If you experience jumpy DVD playback, slow CD ripping, or a general slow down when accessing optical drive(s) it may be because DMA is not enabled. DMA, or Direct Memory Access, lets hard drives and CD/DVD drives access the system memory.

Ubuntu 6.06 (Dapper Drake) has DMA automatically enabled for drives that support it.

IconsPage/warning.png Warning: Enabling DMA can be dangerous in some cases. Usually issues are directly related to faulty hardware, poorly written drivers, or using settings that are unsupported by your system.


Finding your CD/DVD player

With a disk in the drive, issue the command mount | egrep 'udf|iso9660' and you should see a line like

/dev/scd0 on /media/cdrom0 type udf (ro,nosuid,nodev,utf8,user=you)

This shows the device and where it is mounted in the file system. In this case, the device is /dev/scd0 which indicates you should skip down to the "ATAPI" section.

If the device has a name like /dev/hdc you can continue reading the hdparm section.

Enabling DMA with `hdparm`

To enable DMA, you need to use the hdparm command and the configuration file hdparm.conf.

These instructions assume that you are trying to enable DMA on hdc, usually the CD-rom drive.

  1. See the what the settings are on /dev/hdc

    •    sudo hdparm /dev/hdc
  2. If you get a line like  using_dma    =  1 (on), DMA is already enabled. Skip to step 4 to see if it has been enabled at boot time.

  3. Enable DMA on /dev/hdc

    •    sudo hdparm -d1 /dev/hdc
  4. You have now enabled DMA for the drive. However, in order for the settings to be automatically applied at boot there you need to edit the /etc/hdparm.conf script. To do this use this command: gksudo gedit /etc/hdparm.conf

Add the following to the end of your hdparm.conf

/dev/hdc {
dma = on

(another way of avoiding editing of the hdparm.conf file is to simply run sudo hdparm -d1 -k1 /dev/hdc to keep the DMA flag).

ATAPI DVD drives

If you have an ATAPI DVD drive on a later (>=8.4) version of Ubuntu it is likely to be treated as a virtual SCSI device. DMA is generally turned on by default, but sometimes the generic ATA module doesn't work. If this is the case you see the following symptom when typing:

dmesg | grep ata

One of the lines will be:

ata2.00: simplex DMA is claimed by other device, disabling DMA

If this is the case type the following:

sudo gedit /etc/modprobe.d/aliases

And add the following lines to the bottom of the file:

## Turn on DMA for DVD ############################
alias ata_generic off
alias pata_atiixp on

Reboot and DMA should work. You can verify this by typing:

dmesg | grep ata

Two of the lines will resemble this:
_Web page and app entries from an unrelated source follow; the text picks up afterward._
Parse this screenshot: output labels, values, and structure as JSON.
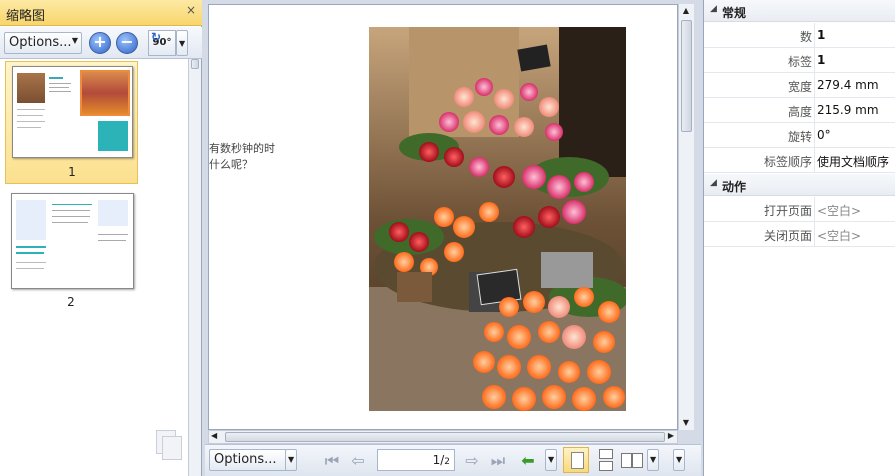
{
  "thumbnails_panel": {
    "title": "缩略图",
    "close": "×",
    "options_label": "Options...",
    "rotate_label": "90°",
    "pages": [
      {
        "number": "1",
        "selected": true
      },
      {
        "number": "2",
        "selected": false
      }
    ]
  },
  "document": {
    "text_lines": [
      "有数秒钟的时",
      "什么呢？"
    ]
  },
  "bottom_toolbar": {
    "options_label": "Options...",
    "page_current": "1",
    "page_total": "2"
  },
  "properties": {
    "general_title": "常规",
    "general_rows": [
      {
        "key": "数",
        "value": "1",
        "bold": true
      },
      {
        "key": "标签",
        "value": "1",
        "bold": true
      },
      {
        "key": "宽度",
        "value": "279.4 mm",
        "bold": false
      },
      {
        "key": "高度",
        "value": "215.9 mm",
        "bold": false
      },
      {
        "key": "旋转",
        "value": "0°",
        "bold": false
      },
      {
        "key": "标签顺序",
        "value": "使用文档顺序",
        "bold": false
      }
    ],
    "actions_title": "动作",
    "action_rows": [
      {
        "key": "打开页面",
        "value": "<空白>"
      },
      {
        "key": "关闭页面",
        "value": "<空白>"
      }
    ]
  },
  "colors": {
    "panel_title_bg": "#f8d66d",
    "selection_bg": "#fbe08e",
    "accent_blue": "#2d62c7"
  }
}
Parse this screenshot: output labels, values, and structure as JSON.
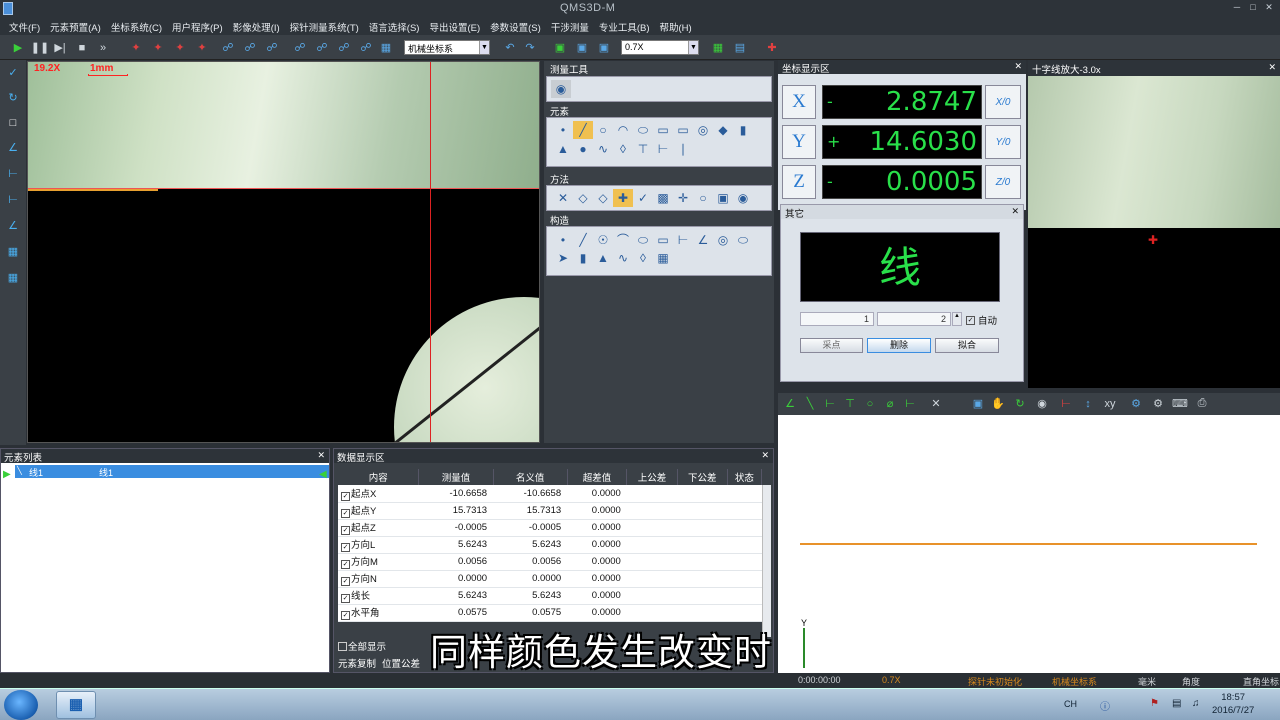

[   23.937141] ata2.00: ATAPI: MATSHITAUJ-845D, D100, max UDMA/33
[   24.108846] ata2.00: configured for UDMA/33


If your drives are configured in [Cable Select] mode and while running hdparm commands you receive errors related to timeouts or drive not ready, try changing the drive to be a master or slave device depending on your system configuration. This does require opening the case and as far as I know most drives are set to Cable Select from the manufacturer.

Sometimes step 3 above can fail with an "Operation Not Permitted" message. You can fix this by editing the file /etc/modules: For an Intel CPU put the lines


above the line ide-cd

For an AMD CPU put the line amd74xx above ide-cd

For a VIA Chipset put via82cxxx above ide-cd

Then reboot and try steps 3-4 again....

If the problem still persists, and you're using a SATA hard drive, then the SATA module has to be loaded first before the ide-cd. Add sata_sil  to the beginning of your /etc/modules file then reboot.

Further reading

The hdparm has further options that may be more risky. They can be seen using the man hdparm command in the terminal.

For a detailed description of DMA visit the IEEE


DMA (last edited 2013-12-13 23:37:29 by knome)